:: Data records

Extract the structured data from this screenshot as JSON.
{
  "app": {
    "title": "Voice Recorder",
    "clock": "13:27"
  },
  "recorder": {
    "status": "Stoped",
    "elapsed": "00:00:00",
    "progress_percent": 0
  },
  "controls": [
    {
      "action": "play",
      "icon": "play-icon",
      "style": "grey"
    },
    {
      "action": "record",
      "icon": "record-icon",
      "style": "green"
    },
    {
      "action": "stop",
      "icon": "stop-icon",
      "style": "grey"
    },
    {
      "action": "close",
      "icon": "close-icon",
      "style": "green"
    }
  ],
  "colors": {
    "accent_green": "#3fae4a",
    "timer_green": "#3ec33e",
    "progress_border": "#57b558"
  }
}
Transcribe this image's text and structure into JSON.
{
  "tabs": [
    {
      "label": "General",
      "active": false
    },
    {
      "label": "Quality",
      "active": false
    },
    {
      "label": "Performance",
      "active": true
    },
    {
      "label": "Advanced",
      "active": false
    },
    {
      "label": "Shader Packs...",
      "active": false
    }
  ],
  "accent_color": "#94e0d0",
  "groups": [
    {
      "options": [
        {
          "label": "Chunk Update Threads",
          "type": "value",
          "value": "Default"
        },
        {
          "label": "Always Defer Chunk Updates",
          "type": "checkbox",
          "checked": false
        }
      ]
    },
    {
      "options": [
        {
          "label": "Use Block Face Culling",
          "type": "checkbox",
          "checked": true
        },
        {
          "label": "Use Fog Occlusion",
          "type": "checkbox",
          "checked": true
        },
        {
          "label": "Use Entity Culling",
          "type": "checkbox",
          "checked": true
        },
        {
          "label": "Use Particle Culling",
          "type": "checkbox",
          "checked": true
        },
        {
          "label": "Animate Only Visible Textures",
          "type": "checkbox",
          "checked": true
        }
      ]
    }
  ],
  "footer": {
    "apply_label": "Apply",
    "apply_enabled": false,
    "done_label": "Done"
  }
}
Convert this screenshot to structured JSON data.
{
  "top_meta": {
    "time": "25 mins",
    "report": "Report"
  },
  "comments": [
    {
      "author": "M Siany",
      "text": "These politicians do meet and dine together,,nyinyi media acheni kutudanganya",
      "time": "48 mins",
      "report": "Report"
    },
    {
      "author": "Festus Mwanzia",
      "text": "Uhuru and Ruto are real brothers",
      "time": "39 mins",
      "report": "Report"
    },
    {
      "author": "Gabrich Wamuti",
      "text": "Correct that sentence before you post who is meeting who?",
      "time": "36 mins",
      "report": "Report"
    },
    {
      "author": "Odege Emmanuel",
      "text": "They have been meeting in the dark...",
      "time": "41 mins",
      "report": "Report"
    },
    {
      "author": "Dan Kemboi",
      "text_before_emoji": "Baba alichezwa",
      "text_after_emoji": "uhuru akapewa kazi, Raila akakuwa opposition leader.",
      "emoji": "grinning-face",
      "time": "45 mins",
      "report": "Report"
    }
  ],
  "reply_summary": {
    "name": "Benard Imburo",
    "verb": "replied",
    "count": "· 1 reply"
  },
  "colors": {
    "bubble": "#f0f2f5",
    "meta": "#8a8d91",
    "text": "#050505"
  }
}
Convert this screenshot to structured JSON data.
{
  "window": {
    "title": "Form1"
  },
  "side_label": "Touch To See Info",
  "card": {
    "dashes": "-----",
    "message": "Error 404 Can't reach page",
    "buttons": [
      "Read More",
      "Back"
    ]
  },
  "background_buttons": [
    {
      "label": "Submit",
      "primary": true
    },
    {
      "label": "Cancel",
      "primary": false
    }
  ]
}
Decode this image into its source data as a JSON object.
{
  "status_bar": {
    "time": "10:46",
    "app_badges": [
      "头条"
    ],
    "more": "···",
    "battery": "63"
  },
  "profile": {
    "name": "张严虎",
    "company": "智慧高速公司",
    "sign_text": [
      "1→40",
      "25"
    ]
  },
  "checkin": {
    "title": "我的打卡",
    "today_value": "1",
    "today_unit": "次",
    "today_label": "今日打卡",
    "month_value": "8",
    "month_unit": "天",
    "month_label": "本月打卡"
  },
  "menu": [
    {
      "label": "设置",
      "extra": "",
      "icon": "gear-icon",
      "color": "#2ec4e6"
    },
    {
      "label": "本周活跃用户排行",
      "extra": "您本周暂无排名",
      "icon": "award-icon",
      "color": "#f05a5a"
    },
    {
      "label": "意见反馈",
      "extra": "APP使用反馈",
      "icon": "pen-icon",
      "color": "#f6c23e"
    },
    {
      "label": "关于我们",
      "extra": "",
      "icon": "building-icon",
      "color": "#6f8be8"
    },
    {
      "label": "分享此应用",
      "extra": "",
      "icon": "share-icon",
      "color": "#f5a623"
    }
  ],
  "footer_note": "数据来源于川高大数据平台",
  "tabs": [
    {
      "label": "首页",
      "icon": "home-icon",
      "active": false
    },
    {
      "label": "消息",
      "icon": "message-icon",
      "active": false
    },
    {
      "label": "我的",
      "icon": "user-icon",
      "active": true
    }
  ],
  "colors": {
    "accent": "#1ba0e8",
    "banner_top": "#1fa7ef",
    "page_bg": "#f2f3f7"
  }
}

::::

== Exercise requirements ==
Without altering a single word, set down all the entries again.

== Solution for this exercise ==
Extract the structured data from this screenshot as JSON.
{
  "app": {
    "title": "Voice Recorder",
    "clock": "13:27"
  },
  "recorder": {
    "status": "Stoped",
    "elapsed": "00:00:00",
    "progress_percent": 0
  },
  "controls": [
    {
      "action": "play",
      "icon": "play-icon",
      "style": "grey"
    },
    {
      "action": "record",
      "icon": "record-icon",
      "style": "green"
    },
    {
      "action": "stop",
      "icon": "stop-icon",
      "style": "grey"
    },
    {
      "action": "close",
      "icon": "close-icon",
      "style": "green"
    }
  ],
  "colors": {
    "accent_green": "#3fae4a",
    "timer_green": "#3ec33e",
    "progress_border": "#57b558"
  }
}
Transcribe this image's text and structure into JSON.
{
  "tabs": [
    {
      "label": "General",
      "active": false
    },
    {
      "label": "Quality",
      "active": false
    },
    {
      "label": "Performance",
      "active": true
    },
    {
      "label": "Advanced",
      "active": false
    },
    {
      "label": "Shader Packs...",
      "active": false
    }
  ],
  "accent_color": "#94e0d0",
  "groups": [
    {
      "options": [
        {
          "label": "Chunk Update Threads",
          "type": "value",
          "value": "Default"
        },
        {
          "label": "Always Defer Chunk Updates",
          "type": "checkbox",
          "checked": false
        }
      ]
    },
    {
      "options": [
        {
          "label": "Use Block Face Culling",
          "type": "checkbox",
          "checked": true
        },
        {
          "label": "Use Fog Occlusion",
          "type": "checkbox",
          "checked": true
        },
        {
          "label": "Use Entity Culling",
          "type": "checkbox",
          "checked": true
        },
        {
          "label": "Use Particle Culling",
          "type": "checkbox",
          "checked": true
        },
        {
          "label": "Animate Only Visible Textures",
          "type": "checkbox",
          "checked": true
        }
      ]
    }
  ],
  "footer": {
    "apply_label": "Apply",
    "apply_enabled": false,
    "done_label": "Done"
  }
}
Convert this screenshot to structured JSON data.
{
  "top_meta": {
    "time": "25 mins",
    "report": "Report"
  },
  "comments": [
    {
      "author": "M Siany",
      "text": "These politicians do meet and dine together,,nyinyi media acheni kutudanganya",
      "time": "48 mins",
      "report": "Report"
    },
    {
      "author": "Festus Mwanzia",
      "text": "Uhuru and Ruto are real brothers",
      "time": "39 mins",
      "report": "Report"
    },
    {
      "author": "Gabrich Wamuti",
      "text": "Correct that sentence before you post who is meeting who?",
      "time": "36 mins",
      "report": "Report"
    },
    {
      "author": "Odege Emmanuel",
      "text": "They have been meeting in the dark...",
      "time": "41 mins",
      "report": "Report"
    },
    {
      "author": "Dan Kemboi",
      "text_before_emoji": "Baba alichezwa",
      "text_after_emoji": "uhuru akapewa kazi, Raila akakuwa opposition leader.",
      "emoji": "grinning-face",
      "time": "45 mins",
      "report": "Report"
    }
  ],
  "reply_summary": {
    "name": "Benard Imburo",
    "verb": "replied",
    "count": "· 1 reply"
  },
  "colors": {
    "bubble": "#f0f2f5",
    "meta": "#8a8d91",
    "text": "#050505"
  }
}
Convert this screenshot to structured JSON data.
{
  "window": {
    "title": "Form1"
  },
  "side_label": "Touch To See Info",
  "card": {
    "dashes": "-----",
    "message": "Error 404 Can't reach page",
    "buttons": [
      "Read More",
      "Back"
    ]
  },
  "background_buttons": [
    {
      "label": "Submit",
      "primary": true
    },
    {
      "label": "Cancel",
      "primary": false
    }
  ]
}
Decode this image into its source data as a JSON object.
{
  "status_bar": {
    "time": "10:46",
    "app_badges": [
      "头条"
    ],
    "more": "···",
    "battery": "63"
  },
  "profile": {
    "name": "张严虎",
    "company": "智慧高速公司",
    "sign_text": [
      "1→40",
      "25"
    ]
  },
  "checkin": {
    "title": "我的打卡",
    "today_value": "1",
    "today_unit": "次",
    "today_label": "今日打卡",
    "month_value": "8",
    "month_unit": "天",
    "month_label": "本月打卡"
  },
  "menu": [
    {
      "label": "设置",
      "extra": "",
      "icon": "gear-icon",
      "color": "#2ec4e6"
    },
    {
      "label": "本周活跃用户排行",
      "extra": "您本周暂无排名",
      "icon": "award-icon",
      "color": "#f05a5a"
    },
    {
      "label": "意见反馈",
      "extra": "APP使用反馈",
      "icon": "pen-icon",
      "color": "#f6c23e"
    },
    {
      "label": "关于我们",
      "extra": "",
      "icon": "building-icon",
      "color": "#6f8be8"
    },
    {
      "label": "分享此应用",
      "extra": "",
      "icon": "share-icon",
      "color": "#f5a623"
    }
  ],
  "footer_note": "数据来源于川高大数据平台",
  "tabs": [
    {
      "label": "首页",
      "icon": "home-icon",
      "active": false
    },
    {
      "label": "消息",
      "icon": "message-icon",
      "active": false
    },
    {
      "label": "我的",
      "icon": "user-icon",
      "active": true
    }
  ],
  "colors": {
    "accent": "#1ba0e8",
    "banner_top": "#1fa7ef",
    "page_bg": "#f2f3f7"
  }
}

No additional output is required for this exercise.